**Entries from a dataset of interfaces**:
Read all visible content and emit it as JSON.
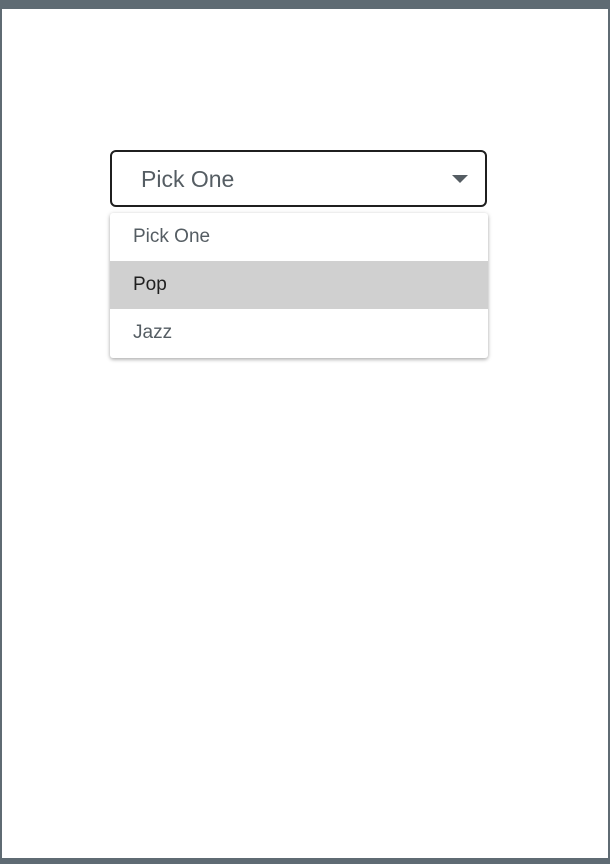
{
  "select": {
    "selected_label": "Pick One",
    "caret_icon": "caret-down-icon"
  },
  "dropdown": {
    "highlighted_index": 1,
    "options": [
      {
        "label": "Pick One"
      },
      {
        "label": "Pop"
      },
      {
        "label": "Jazz"
      }
    ]
  },
  "colors": {
    "frame_border": "#5f6b73",
    "select_border": "#1f1f1f",
    "text": "#555d63",
    "highlight": "#d0d0d0"
  }
}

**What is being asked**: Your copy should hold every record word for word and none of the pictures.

**Answer space**:
Read all visible content and emit it as JSON.
{
  "select": {
    "selected_label": "Pick One",
    "caret_icon": "caret-down-icon"
  },
  "dropdown": {
    "highlighted_index": 1,
    "options": [
      {
        "label": "Pick One"
      },
      {
        "label": "Pop"
      },
      {
        "label": "Jazz"
      }
    ]
  },
  "colors": {
    "frame_border": "#5f6b73",
    "select_border": "#1f1f1f",
    "text": "#555d63",
    "highlight": "#d0d0d0"
  }
}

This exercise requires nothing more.